== SOURCE RECORDS ==
___

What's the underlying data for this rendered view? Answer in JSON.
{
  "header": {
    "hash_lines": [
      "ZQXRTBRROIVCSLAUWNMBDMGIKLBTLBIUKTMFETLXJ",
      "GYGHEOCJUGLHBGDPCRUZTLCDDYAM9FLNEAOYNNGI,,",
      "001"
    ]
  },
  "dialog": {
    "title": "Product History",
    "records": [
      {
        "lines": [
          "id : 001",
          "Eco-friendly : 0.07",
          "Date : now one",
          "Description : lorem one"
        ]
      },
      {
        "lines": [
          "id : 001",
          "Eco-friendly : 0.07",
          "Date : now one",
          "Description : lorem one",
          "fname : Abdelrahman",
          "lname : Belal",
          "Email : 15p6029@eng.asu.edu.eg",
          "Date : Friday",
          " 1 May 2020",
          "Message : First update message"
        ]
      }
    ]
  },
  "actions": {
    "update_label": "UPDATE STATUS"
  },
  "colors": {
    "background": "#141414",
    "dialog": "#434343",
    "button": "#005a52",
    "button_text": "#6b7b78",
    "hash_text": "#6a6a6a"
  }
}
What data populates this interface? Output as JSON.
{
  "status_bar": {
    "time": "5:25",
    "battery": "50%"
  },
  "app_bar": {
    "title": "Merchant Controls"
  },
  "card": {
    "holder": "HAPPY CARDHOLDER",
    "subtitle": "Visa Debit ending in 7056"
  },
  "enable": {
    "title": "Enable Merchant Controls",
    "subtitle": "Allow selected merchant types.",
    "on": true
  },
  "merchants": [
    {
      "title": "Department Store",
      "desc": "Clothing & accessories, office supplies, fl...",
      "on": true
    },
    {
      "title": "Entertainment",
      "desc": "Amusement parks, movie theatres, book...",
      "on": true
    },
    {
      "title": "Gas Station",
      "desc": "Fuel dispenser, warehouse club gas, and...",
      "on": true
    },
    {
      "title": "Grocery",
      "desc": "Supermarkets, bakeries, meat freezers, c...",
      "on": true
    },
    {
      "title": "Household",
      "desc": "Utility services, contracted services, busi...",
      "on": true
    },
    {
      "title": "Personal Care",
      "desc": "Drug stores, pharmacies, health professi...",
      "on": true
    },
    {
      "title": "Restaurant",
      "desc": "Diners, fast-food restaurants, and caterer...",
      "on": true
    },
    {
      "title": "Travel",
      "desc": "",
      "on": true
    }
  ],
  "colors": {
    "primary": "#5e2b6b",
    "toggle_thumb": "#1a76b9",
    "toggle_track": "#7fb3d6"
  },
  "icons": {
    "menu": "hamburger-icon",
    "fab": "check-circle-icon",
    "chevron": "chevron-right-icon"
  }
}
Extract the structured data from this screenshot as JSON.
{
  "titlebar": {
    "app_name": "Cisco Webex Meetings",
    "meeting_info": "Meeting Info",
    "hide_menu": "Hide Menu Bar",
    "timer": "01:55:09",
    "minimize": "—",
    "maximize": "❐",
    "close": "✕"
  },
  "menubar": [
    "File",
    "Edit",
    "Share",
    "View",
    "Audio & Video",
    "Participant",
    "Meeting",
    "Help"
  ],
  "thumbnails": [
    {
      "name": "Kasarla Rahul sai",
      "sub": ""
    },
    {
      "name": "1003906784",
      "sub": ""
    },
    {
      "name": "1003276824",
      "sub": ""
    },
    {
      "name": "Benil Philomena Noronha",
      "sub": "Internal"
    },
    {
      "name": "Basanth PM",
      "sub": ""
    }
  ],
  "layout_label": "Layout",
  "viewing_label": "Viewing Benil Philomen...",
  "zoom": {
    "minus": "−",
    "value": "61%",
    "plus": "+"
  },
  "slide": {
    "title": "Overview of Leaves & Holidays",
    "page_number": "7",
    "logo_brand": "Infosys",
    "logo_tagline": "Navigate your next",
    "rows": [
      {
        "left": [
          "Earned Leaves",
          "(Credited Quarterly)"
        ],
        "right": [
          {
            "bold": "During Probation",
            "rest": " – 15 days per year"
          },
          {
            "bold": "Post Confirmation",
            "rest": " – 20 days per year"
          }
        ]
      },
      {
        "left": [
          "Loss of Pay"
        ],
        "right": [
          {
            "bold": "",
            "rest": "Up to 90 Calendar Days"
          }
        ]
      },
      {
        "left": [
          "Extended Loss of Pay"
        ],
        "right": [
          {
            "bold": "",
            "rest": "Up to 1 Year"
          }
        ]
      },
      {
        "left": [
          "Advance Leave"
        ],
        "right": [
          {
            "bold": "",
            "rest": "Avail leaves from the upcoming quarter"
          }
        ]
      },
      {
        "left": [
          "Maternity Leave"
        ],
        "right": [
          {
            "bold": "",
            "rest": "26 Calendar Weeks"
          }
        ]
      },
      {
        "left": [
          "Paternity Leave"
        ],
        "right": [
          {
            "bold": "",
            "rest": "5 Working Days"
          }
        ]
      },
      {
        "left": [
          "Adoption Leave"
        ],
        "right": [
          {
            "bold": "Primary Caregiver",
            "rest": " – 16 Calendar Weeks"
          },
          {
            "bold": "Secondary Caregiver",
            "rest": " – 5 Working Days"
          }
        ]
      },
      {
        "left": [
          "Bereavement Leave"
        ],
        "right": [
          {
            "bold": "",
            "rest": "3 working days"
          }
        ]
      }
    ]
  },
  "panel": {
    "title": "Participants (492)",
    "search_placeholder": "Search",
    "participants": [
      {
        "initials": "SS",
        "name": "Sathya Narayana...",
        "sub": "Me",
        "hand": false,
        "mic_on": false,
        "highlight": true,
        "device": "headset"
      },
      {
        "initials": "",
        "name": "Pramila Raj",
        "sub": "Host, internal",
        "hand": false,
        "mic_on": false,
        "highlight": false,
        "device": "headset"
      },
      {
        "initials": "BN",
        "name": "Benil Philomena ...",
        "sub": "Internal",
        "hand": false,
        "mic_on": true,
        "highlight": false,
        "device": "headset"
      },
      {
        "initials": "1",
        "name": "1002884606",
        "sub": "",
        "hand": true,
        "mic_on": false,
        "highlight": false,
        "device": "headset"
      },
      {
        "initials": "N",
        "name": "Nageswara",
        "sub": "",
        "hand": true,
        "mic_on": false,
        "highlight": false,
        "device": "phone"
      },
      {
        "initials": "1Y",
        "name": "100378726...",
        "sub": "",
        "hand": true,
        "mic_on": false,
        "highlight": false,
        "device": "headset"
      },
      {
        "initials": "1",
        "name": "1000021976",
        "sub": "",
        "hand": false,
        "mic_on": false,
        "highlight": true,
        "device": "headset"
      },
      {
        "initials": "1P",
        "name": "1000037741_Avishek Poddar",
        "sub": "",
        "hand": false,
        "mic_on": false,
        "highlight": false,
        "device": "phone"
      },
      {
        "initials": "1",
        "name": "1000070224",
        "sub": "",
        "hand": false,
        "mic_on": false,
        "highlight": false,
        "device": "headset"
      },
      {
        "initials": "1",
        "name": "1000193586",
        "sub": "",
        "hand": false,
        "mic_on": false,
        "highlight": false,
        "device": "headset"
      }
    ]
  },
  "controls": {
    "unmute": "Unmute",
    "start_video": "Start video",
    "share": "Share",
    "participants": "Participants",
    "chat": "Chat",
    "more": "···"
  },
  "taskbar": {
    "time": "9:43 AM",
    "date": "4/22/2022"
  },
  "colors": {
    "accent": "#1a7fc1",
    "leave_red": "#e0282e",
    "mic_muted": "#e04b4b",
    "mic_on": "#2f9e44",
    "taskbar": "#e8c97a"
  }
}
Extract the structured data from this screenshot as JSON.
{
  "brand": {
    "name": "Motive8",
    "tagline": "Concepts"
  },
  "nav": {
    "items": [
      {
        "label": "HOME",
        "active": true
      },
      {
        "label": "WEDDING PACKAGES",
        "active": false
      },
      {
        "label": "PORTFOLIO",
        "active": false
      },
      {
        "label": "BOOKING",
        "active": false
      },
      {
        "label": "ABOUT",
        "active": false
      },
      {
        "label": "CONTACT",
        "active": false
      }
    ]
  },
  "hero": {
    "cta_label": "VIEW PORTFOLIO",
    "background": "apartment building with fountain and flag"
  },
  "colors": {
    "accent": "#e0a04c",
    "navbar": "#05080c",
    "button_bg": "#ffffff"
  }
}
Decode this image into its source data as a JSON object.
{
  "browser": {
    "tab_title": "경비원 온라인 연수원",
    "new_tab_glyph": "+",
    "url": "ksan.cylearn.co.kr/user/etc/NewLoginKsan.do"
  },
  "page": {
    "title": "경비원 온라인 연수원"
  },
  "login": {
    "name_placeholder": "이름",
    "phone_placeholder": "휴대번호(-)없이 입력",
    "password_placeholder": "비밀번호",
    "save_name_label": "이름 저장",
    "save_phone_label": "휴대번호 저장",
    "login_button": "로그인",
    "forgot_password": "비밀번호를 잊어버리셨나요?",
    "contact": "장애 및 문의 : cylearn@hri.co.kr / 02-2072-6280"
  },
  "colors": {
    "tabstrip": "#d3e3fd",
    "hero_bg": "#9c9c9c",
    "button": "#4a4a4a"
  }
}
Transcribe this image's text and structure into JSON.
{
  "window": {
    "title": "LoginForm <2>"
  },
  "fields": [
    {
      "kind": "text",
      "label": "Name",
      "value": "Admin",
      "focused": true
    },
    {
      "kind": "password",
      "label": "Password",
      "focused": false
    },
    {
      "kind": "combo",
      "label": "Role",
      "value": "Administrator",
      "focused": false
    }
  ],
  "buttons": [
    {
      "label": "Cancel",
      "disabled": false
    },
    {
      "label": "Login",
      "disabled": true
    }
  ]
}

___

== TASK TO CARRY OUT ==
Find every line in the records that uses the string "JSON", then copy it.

== YOUR SOLUTION ==
What's the underlying data for this rendered view? Answer in JSON.
What data populates this interface? Output as JSON.
Extract the structured data from this screenshot as JSON.
Extract the structured data from this screenshot as JSON.
Decode this image into its source data as a JSON object.
Transcribe this image's text and structure into JSON.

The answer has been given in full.